Hindusim
Sadhu Sanga Retreat, 2016

 One senior citizen laments – “Nothing could be irreligious than the fact that a favorable time for “puja” is also being used for the wrongful purposes. We rather expect the “Hindu institutions” to teach our children Bhajan, Kirtan, and other spiritual activities, not the loud and feverish parties and disturb others.”

Another college student adds “Having been much disturbed by the noise pollution, I have persuaded my parents to shift our place of residence to elsewhere, not at least near holy places with an unholy mission. I have started to see such institutions with the eyes of suspicion these says.” Is it that our institutions are unable to use their “discretion”, and as a result, they fail to differentiate between right and wrong?  One is deeply apprehensive that Bollywood songs and vulgar dances might as well be included as a part of the “puja ritual” as we have long accepted the fun of fireworks bursting as an integral part of Laxmi Puja which in fact is just an entrenched “misconception”.

Hinduism
Hinduism is expected to be observed with a complete purity of action

Needless to say, our roar for consumerism has almost drowned the whisper of inherent spiritualism. We are only just sending out the wrong messages. I’m afraid, the whole culture itself might be looked down with derision by other faiths. It might just become a subject of ridicule! It is no exaggeration, such negative notions against the “wrong practices” are all what we often read these days in several newspapers and social media. Do we want others to demean our profound spiritual heritage thus?  I believe it calls for a serious soul-searching.

Incidentally, the Bhagavad Gita describes such situation as the rise of “tamasic vibes”.  It warns in the strongest terms that mankind should absolutely be careful not to fall under the influence of any short-lived sense gratifications. Or else, our endeavor to “practice and preserve” the sanctity of a religion/spiritualism will be a futile exercise.

However, on the other hand, the westerners practicing Hinduism have learned a pretty well from our “scriptures” and are becoming more spiritual while we just locked up those “holy books” only in a drawer of the altar. Thus we only love to shake our “butts to the boom-boom of Bollywood”.. right in front of the Gods’ idols !!!

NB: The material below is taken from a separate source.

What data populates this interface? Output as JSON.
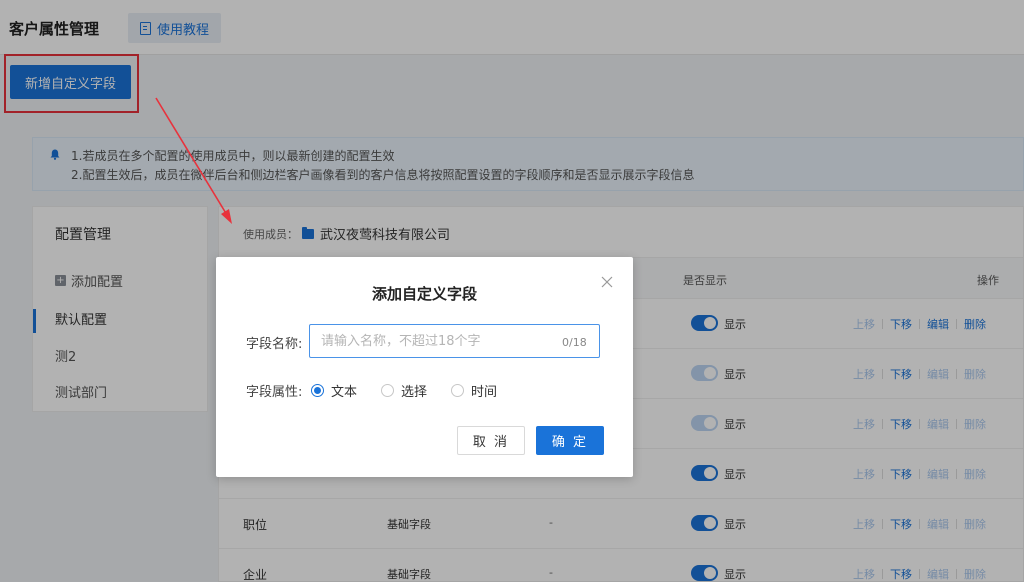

Salil Gewali is a well-known writer and author of ‘Great minds on India’.

Twitter:@SGewali.